The model Jack Sonni and Mark Knopfler used was the dual channel amp, the FACS (for foot activated channel switching). These amps were available as combo or head (Knopfler and Sonni used the heads) and had two identical pre amps so that each can be adjusted for a different sound, with a reverb control for each channel. As the idea of the Kelley’s distortion sound was to overdrive the output stage, different gain settings would automatically lead to different volume. Here the attenuator comes in, which was activated when switching to the overdriven channel so that you can match the volume to your needs.
Each channel has a gain, treble, bass, and reverb control (from left to right). The treble control can be pulled to act as a bright switch, while pulling the bass control adds a mid boost. Pulling the gain control on channel one – which was intended as a the overdrive channel and is paired with tghe power attenuator – allows you to switch the channels without the foot switch, pulling out the gain control of the second channel enables a presence boost.
The output stage uses four 6V6 tubes and can be switched to 30 or 60 watts, while 12AX7 tubes were used in the pre , as phase inverter, and to drive the reverb. The Brothers in Arms tour was one of the longest tours a major rock band ever did, and thus surely meant a particular stress for the gear. This lead to some tube failures so that Jack Sonni finally changed to a Seymour Duncan convertable amp towards the end of the tour which seems more reliable.

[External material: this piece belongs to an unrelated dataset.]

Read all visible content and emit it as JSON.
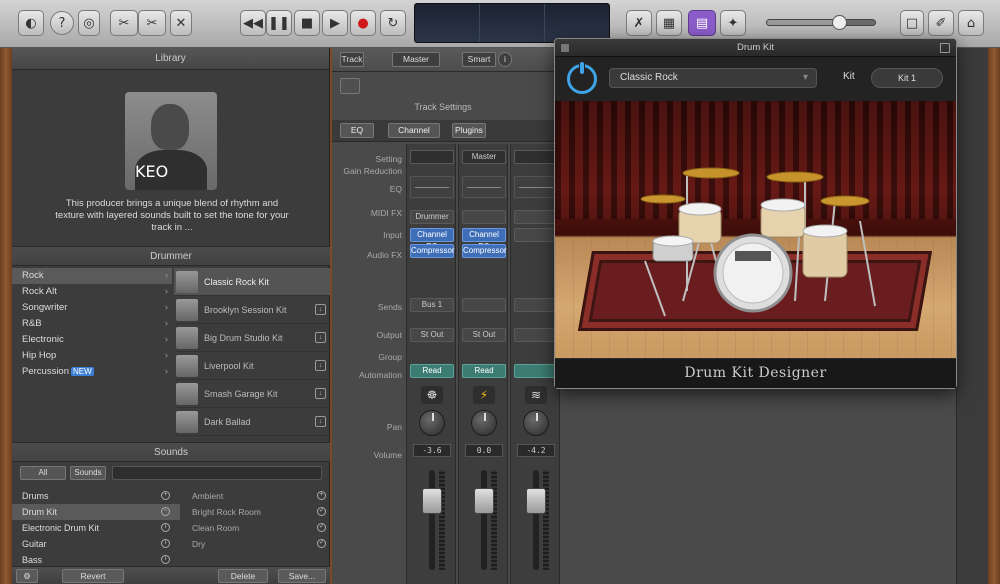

Unfortunately there aren’t any pictures that show Mark’s amps as these were placed behind the stage where they could be operated by a technician. You can see one of these – probably Jack Sonni’s – on the video of the Live Aid concert in July 1985. The pictures do not show Knopfler’s amp but similar ones.